AJ looked dazed after his final leg. Dan bottomed out on blood sugar after his and took copious amounts of Gatorade before he became coherent again. Kyle said it may have been the most painful thing he’d ever done in his life. I don’t want to make us out to be a bunch of whiners; I’m just trying to paint a picture.

Since I had the last leg, I sat and listened to all this in a state of nervous denial. As I stretched before my final leg, I tried to get real with my body, “Do you realize what we’re about do to?” I asked my dawdling legs. “You know that everyone is talking about how awful this last leg has been? Are you ready for this?” Ben came tearing around his final bend in a dead sprint. The kid looked good. He passed me the baton, and I was off.

My final leg was nearly identical to the course of the Independence Day 10k a bunch of us ran in June. I started in Fagalii-Tai and worked my way toward town.

Oh! Before I get to my leg, I should tell you: for whatever reason, our team had its own police escort for the entire race. This meant one guy on a motor-scooter behind the runner, and one in front of the runner for the entire event. Have you even run 18 km with a guy following you on a motorbike? It’s weird.

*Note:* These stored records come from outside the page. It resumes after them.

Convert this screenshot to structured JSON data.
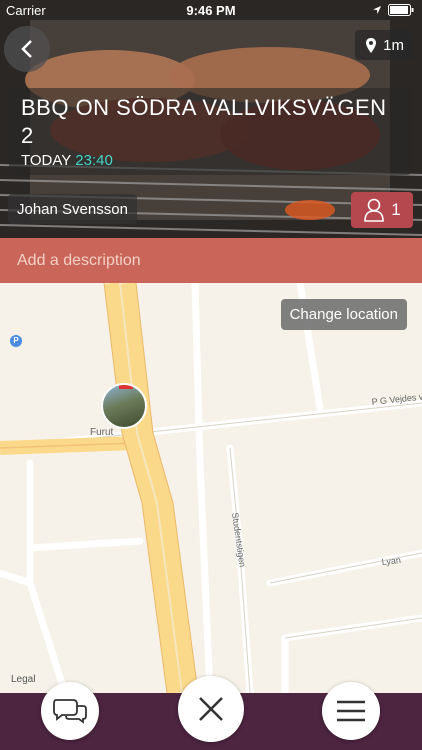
{
  "status_bar": {
    "carrier": "Carrier",
    "time": "9:46 PM"
  },
  "hero": {
    "distance": "1m",
    "title": "BBQ ON SÖDRA VALLVIKSVÄGEN 2",
    "day": "TODAY",
    "time": "23:40",
    "host": "Johan Svensson",
    "attendee_count": "1"
  },
  "description": {
    "placeholder": "Add a description"
  },
  "map": {
    "change_location_label": "Change location",
    "legal_label": "Legal",
    "street_labels": [
      "Furut",
      "P G Vejdes v",
      "Studentstigen",
      "Lyan"
    ],
    "parking_label": "P"
  },
  "colors": {
    "accent_teal": "#46d3c8",
    "description_bar": "#c96659",
    "attendee_button": "#b5474f",
    "bottom_bar": "#4d2540"
  },
  "icons": [
    "back-chevron-icon",
    "location-pin-icon",
    "person-icon",
    "chat-bubbles-icon",
    "close-x-icon",
    "hamburger-menu-icon"
  ]
}
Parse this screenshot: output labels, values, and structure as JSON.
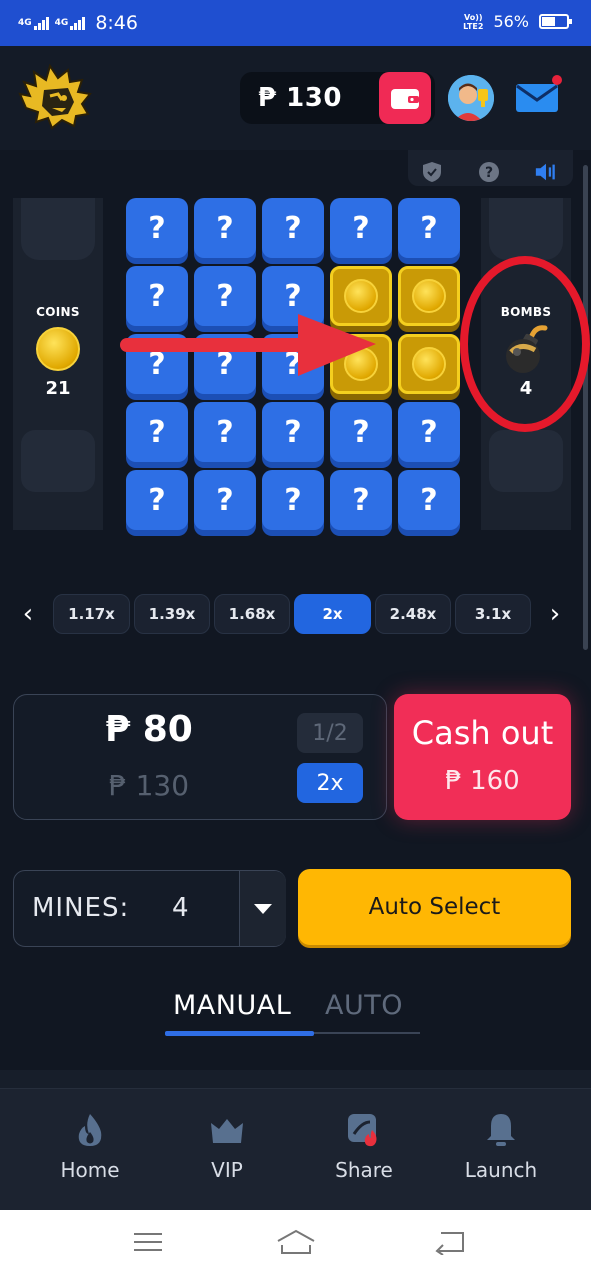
{
  "status_bar": {
    "net1": "4G",
    "net2": "4G",
    "time": "8:46",
    "volte_line1": "Vo))",
    "volte_line2": "LTE2",
    "battery_percent": "56%",
    "battery_level": 0.56
  },
  "header": {
    "currency_symbol": "₱",
    "balance": "130",
    "icons": [
      "lion-logo",
      "wallet-icon",
      "avatar",
      "mail-icon"
    ]
  },
  "game": {
    "top_icons": [
      "shield-icon",
      "help-icon",
      "sound-icon"
    ],
    "coins_panel": {
      "label": "COINS",
      "count": "21"
    },
    "bombs_panel": {
      "label": "BOMBS",
      "count": "4"
    },
    "grid": [
      [
        "?",
        "?",
        "?",
        "?",
        "?"
      ],
      [
        "?",
        "?",
        "?",
        "coin",
        "coin"
      ],
      [
        "?",
        "?",
        "?",
        "coin",
        "coin"
      ],
      [
        "?",
        "?",
        "?",
        "?",
        "?"
      ],
      [
        "?",
        "?",
        "?",
        "?",
        "?"
      ]
    ],
    "tile_hidden_symbol": "?"
  },
  "multipliers": {
    "items": [
      "1.17x",
      "1.39x",
      "1.68x",
      "2x",
      "2.48x",
      "3.1x"
    ],
    "active_index": 3,
    "prev_symbol": "‹",
    "next_symbol": "›"
  },
  "bet": {
    "amount": "₱ 80",
    "balance_sub": "₱ 130",
    "half_label": "1/2",
    "double_label": "2x"
  },
  "cashout": {
    "label": "Cash out",
    "amount": "₱ 160"
  },
  "mines": {
    "label": "MINES:",
    "value": "4",
    "auto_select_label": "Auto Select"
  },
  "tabs": {
    "manual": "MANUAL",
    "auto": "AUTO",
    "active": "manual"
  },
  "bottom_nav": [
    {
      "label": "Home",
      "icon": "flame-icon"
    },
    {
      "label": "VIP",
      "icon": "crown-icon"
    },
    {
      "label": "Share",
      "icon": "share-icon"
    },
    {
      "label": "Launch",
      "icon": "bell-icon"
    }
  ],
  "colors": {
    "accent_blue": "#2266e0",
    "cashout_red": "#f12e57",
    "auto_select_yellow": "#ffb703",
    "status_bar_blue": "#1f4fd0"
  }
}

They were nice though. They’d occasionally shout words of encouragement, “Faamalosi! Faamalosi!”, and once one of them offered me water mid-leg.

In any case, as I entered the village of Moata’a on the outskirts of Apia, they seemed to both shout, “Only two more villages!” It was fun.

Back to the sun’s death knell: It was fiery and there was little-to-no shade. The pavement reflected the heat, creating a sort of broiler. And with the smog and dust and pollution of urban Apia, things could only get worse. Traffic picked up, exhaust fumes blanketed the course, the foliage-lined highway gave way to dingy, crumbling sidewalks. It was a briar patch of pavement and asphyxiation.

But just like Brer Rabbit, I was at home. The up-and-down driveways, the drivers that can’t find it in themselves to give a runner (with police escort!) right-of-way, the uneven curbs, the curve of the seawall, the giddiness of other pedestrians, the kids walking along the walls of the bridge, the beauty of the harbor, the majesty of the trees on the waterfront, the music of the car horns. As Shaquille O’Neal would say, “This is my house.”

We finished 7 minutes behind the next closest team; the same team that started 16 minutes before us. We won the race by 9 minutes. Our total time was 8 hours, 5 minutes. Not too shabby.

I drank a niu.

I hope you’re well. Pictures below.

Kyle making a much better "My house!" Shaq face.


Crossing the finish line. Dan was low at the time, but the other 4 guys crossed it with me.

Dan and me after the race.

The girls crossing the finish line. The girls took first place in the Open Womens' Division.

Group photo.
Guys left to right: Kyle, Dan, AJ, Joey, Me, Ben.
Girls left to right: Rachel, Dana, Lily, Kaelin, Corinna, Erin.


Rachael said...

Congratulations you guys are awesome!!

Skippy said...

saw your pic in the samoa observer too matt!! nice one..

Karen said...

What a great day for all of you! Congratulations!

Anonymous said...

I love your writing - 'real' enough that i could just abt imagine i'd been there. Okay, wait up, I was there...The heat was a killer and you guys did an amazing job in spite of it.My son REALLY wanted to beat yr team and wants to know if you're going to be here for 2011?! (While Im just happy he didnt get hit by a bus or collapse on the road)
Congratulations on your win - and hope you're not all too sunburned running with no shirts in the Samoan sun!